● **Task objective**
Search the entries for the word "subtitle" and pull out each line that has it.

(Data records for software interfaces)
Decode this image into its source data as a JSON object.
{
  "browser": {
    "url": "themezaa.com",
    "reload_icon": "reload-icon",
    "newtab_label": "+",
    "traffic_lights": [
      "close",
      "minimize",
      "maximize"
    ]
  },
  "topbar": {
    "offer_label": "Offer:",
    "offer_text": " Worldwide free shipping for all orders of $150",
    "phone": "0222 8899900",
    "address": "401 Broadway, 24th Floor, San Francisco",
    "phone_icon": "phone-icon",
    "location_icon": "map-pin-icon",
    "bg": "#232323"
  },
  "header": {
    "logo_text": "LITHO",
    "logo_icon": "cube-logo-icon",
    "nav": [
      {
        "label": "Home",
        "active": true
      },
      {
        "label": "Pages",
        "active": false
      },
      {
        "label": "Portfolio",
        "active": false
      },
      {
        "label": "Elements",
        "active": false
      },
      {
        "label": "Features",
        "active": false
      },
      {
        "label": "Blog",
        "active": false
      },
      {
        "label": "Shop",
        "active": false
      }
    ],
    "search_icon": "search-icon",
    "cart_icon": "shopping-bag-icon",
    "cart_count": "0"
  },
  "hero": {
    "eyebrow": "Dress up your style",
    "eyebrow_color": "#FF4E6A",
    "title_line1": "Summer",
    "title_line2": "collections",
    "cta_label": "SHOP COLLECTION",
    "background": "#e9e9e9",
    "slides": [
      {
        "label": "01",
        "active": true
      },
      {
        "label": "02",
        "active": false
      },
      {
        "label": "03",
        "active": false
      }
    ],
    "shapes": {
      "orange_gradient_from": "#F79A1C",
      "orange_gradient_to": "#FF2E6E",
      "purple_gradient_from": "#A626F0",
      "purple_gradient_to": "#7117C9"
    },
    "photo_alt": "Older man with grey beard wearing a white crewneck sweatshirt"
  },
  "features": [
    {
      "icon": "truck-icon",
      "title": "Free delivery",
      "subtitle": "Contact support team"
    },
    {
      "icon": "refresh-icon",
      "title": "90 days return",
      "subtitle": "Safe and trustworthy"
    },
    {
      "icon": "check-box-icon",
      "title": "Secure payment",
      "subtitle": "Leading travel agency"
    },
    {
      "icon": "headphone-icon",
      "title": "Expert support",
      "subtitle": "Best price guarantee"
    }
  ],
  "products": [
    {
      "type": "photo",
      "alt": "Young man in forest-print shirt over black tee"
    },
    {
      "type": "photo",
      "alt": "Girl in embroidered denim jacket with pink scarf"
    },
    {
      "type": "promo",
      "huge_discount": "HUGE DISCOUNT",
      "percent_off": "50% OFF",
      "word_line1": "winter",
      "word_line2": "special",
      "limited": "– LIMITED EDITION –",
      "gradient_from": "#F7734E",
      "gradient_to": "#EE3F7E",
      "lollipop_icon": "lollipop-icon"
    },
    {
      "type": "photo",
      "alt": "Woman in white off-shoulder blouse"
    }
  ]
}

● **Response to the task**
      "subtitle": "Contact support team"
      "subtitle": "Safe and trustworthy"
      "subtitle": "Leading travel agency"
      "subtitle": "Best price guarantee"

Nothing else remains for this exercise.